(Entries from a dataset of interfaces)
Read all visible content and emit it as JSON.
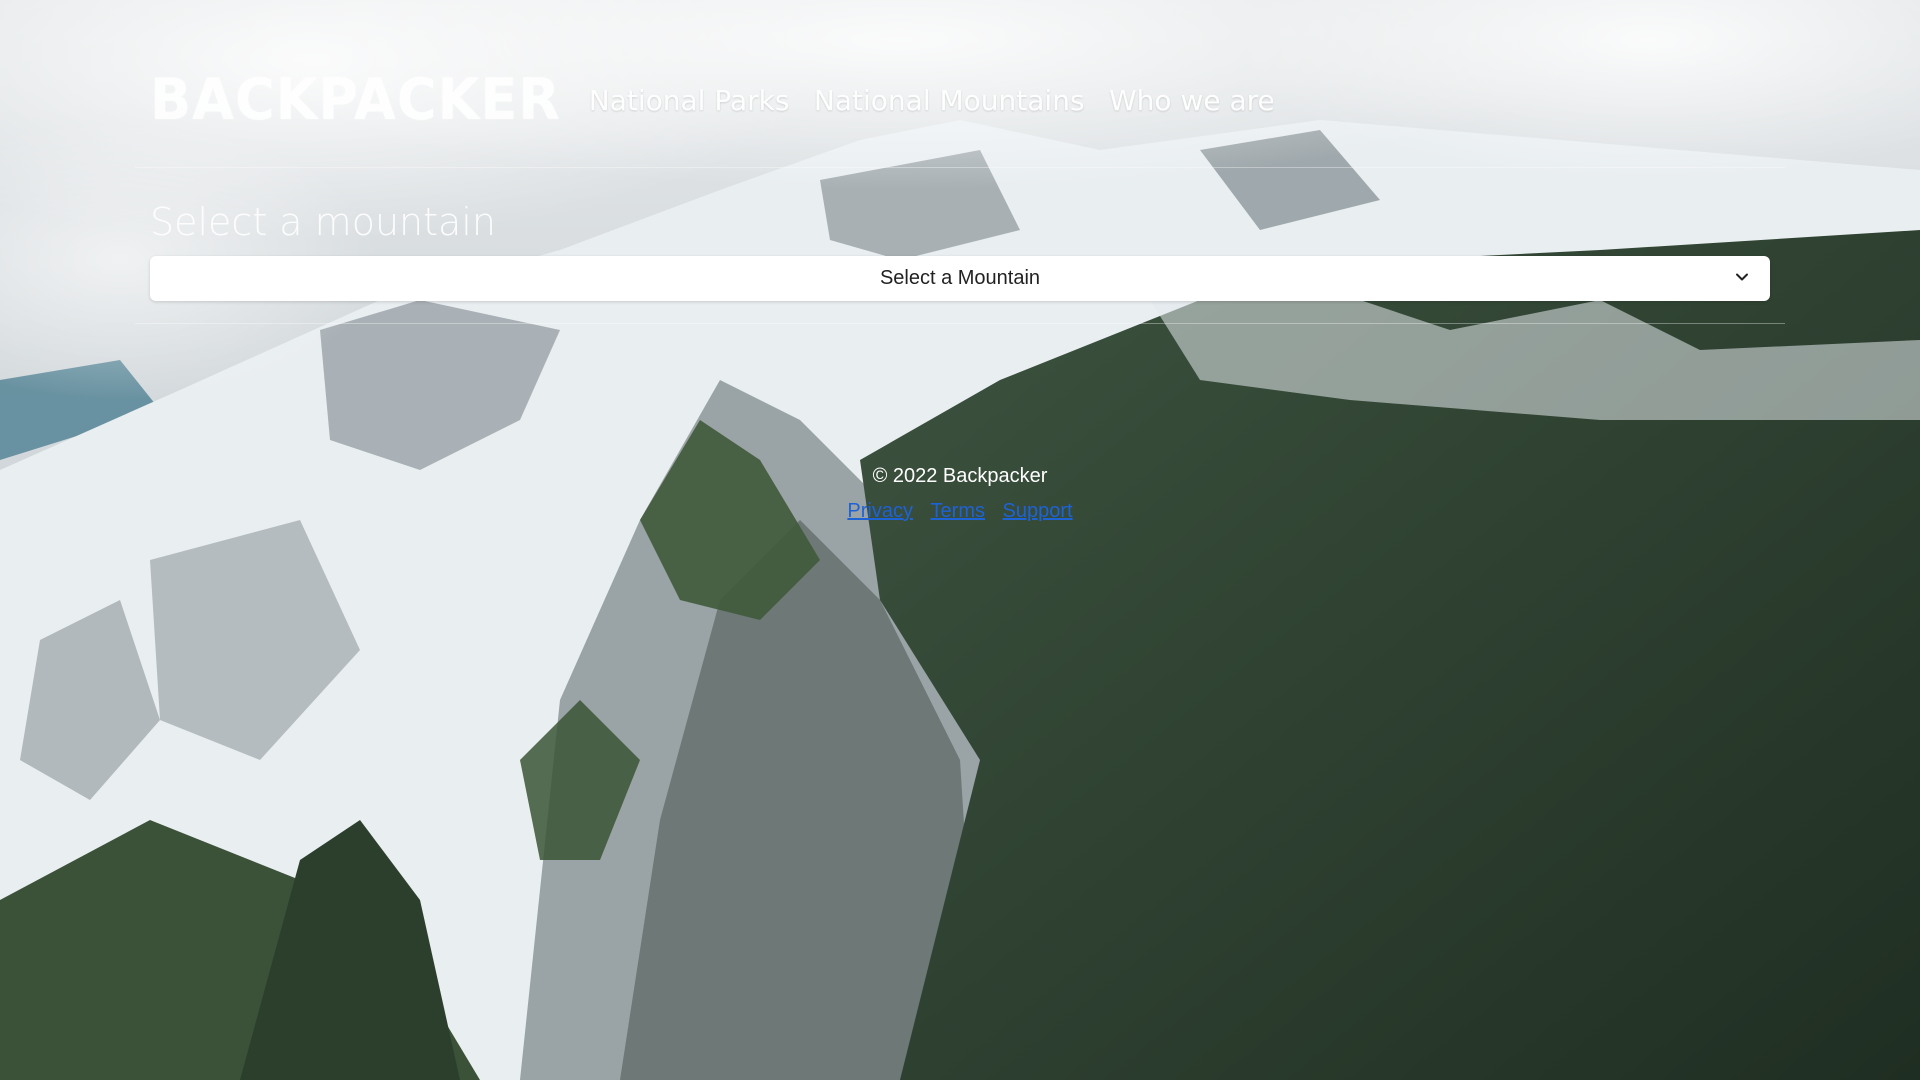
{
  "brand": {
    "logo_text": "Backpacker"
  },
  "nav": {
    "items": [
      {
        "label": "National Parks"
      },
      {
        "label": "National Mountains"
      },
      {
        "label": "Who we are"
      }
    ]
  },
  "main": {
    "heading": "Select a mountain",
    "select": {
      "selected": "Select a Mountain"
    }
  },
  "footer": {
    "copyright": "© 2022 Backpacker",
    "links": [
      "Privacy",
      "Terms",
      "Support"
    ]
  },
  "colors": {
    "link": "#1e63d6",
    "text_on_image": "#ffffff"
  }
}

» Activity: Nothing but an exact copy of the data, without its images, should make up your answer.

» Expected output:
Read all visible content and emit it as JSON.
{
  "brand": {
    "logo_text": "Backpacker"
  },
  "nav": {
    "items": [
      {
        "label": "National Parks"
      },
      {
        "label": "National Mountains"
      },
      {
        "label": "Who we are"
      }
    ]
  },
  "main": {
    "heading": "Select a mountain",
    "select": {
      "selected": "Select a Mountain"
    }
  },
  "footer": {
    "copyright": "© 2022 Backpacker",
    "links": [
      "Privacy",
      "Terms",
      "Support"
    ]
  },
  "colors": {
    "link": "#1e63d6",
    "text_on_image": "#ffffff"
  }
}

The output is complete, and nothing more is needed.